EXERCISE REQUIREMENTS: How many lines in the data below contain the word "User"? State only the number.

DATA TO EXAMINE:
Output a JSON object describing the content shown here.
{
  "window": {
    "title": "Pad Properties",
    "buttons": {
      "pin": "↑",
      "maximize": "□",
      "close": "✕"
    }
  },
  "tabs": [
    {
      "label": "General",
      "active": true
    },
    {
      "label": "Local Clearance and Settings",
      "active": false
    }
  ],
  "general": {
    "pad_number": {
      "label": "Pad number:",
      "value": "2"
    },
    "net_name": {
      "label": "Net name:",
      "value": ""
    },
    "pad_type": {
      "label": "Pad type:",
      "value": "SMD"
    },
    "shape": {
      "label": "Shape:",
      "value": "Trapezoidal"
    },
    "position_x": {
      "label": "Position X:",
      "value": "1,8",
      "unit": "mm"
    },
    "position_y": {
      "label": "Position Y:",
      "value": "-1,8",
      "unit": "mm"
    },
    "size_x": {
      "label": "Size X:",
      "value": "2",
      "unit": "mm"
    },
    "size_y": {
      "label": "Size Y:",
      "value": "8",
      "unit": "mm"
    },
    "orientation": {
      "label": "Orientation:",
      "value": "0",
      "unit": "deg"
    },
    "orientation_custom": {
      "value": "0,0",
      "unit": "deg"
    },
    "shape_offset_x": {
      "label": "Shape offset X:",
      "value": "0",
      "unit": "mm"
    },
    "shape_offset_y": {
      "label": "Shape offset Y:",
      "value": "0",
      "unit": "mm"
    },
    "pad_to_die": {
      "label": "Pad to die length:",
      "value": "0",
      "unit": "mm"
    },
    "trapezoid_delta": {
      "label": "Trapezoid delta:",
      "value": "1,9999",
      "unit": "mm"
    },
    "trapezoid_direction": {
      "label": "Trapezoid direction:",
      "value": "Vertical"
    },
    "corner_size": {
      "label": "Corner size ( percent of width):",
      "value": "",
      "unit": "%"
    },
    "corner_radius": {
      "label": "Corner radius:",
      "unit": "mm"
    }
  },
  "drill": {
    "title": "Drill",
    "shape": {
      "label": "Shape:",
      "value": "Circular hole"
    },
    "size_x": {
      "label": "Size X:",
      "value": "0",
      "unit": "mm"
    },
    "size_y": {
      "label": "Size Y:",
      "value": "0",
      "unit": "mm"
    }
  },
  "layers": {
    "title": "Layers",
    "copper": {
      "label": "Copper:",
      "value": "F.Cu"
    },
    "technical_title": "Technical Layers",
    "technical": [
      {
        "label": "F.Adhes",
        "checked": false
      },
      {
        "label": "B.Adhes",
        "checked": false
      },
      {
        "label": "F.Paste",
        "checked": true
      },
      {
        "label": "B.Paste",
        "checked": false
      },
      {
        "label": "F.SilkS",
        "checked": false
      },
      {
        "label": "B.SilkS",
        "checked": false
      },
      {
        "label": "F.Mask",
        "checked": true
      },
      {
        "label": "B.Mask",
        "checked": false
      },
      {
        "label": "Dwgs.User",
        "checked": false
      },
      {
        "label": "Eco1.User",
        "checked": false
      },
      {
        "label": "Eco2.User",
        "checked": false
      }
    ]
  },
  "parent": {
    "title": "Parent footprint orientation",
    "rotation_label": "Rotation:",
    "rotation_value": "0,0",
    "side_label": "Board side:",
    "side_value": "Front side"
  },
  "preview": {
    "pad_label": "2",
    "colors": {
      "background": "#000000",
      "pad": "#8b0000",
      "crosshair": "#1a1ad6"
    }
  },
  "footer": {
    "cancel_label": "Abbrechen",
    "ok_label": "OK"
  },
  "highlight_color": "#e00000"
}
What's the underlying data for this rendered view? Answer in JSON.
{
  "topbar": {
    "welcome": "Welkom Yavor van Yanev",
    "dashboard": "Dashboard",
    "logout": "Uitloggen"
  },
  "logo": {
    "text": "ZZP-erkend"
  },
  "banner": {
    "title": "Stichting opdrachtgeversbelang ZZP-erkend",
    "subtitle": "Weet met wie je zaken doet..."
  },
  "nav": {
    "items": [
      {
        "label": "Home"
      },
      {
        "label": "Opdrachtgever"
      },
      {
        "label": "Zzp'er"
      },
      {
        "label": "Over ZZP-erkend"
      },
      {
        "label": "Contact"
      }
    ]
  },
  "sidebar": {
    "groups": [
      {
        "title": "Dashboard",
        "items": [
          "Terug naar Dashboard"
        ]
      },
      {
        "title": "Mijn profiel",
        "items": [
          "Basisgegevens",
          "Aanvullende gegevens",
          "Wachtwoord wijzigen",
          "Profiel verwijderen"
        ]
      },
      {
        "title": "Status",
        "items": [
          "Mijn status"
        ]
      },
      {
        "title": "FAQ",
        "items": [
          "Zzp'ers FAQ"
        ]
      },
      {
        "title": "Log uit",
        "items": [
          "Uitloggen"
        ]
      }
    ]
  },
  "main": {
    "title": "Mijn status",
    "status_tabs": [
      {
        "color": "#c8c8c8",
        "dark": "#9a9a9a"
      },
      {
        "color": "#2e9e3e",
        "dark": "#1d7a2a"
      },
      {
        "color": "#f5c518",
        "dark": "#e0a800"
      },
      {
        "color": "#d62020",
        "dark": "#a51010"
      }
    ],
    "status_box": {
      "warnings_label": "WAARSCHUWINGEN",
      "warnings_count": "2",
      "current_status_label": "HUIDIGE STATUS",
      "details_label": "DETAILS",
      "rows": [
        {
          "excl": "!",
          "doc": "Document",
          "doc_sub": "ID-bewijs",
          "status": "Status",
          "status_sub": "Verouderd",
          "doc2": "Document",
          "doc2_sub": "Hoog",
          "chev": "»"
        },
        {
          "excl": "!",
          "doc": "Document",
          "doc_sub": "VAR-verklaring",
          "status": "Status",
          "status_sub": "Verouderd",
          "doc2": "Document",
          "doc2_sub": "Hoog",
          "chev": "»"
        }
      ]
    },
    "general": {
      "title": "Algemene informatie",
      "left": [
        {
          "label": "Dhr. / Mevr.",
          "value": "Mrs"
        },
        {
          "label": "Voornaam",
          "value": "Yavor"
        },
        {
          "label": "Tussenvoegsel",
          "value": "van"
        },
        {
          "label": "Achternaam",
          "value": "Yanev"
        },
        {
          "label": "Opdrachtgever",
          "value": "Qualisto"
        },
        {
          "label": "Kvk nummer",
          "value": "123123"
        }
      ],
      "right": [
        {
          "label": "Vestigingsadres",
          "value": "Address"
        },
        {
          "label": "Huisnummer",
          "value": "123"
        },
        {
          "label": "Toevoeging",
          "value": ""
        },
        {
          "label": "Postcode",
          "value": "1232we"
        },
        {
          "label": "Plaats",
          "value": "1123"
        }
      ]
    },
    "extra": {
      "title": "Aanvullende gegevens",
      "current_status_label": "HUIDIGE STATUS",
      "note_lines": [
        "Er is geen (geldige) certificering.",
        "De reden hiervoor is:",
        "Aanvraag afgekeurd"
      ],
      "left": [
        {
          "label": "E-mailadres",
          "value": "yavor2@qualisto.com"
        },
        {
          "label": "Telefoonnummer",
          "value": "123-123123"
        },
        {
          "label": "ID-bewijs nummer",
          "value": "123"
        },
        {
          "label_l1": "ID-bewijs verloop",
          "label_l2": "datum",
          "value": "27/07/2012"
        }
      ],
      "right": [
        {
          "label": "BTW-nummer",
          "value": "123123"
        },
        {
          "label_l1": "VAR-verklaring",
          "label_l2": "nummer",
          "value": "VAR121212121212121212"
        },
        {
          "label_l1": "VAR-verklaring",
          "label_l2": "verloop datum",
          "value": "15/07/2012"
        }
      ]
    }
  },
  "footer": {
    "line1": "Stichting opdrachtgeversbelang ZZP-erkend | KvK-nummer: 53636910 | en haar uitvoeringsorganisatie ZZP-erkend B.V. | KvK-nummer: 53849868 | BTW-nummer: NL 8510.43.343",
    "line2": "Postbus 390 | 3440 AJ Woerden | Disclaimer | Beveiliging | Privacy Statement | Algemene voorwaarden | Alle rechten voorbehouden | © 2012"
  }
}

EXERCISE ANSWER: 3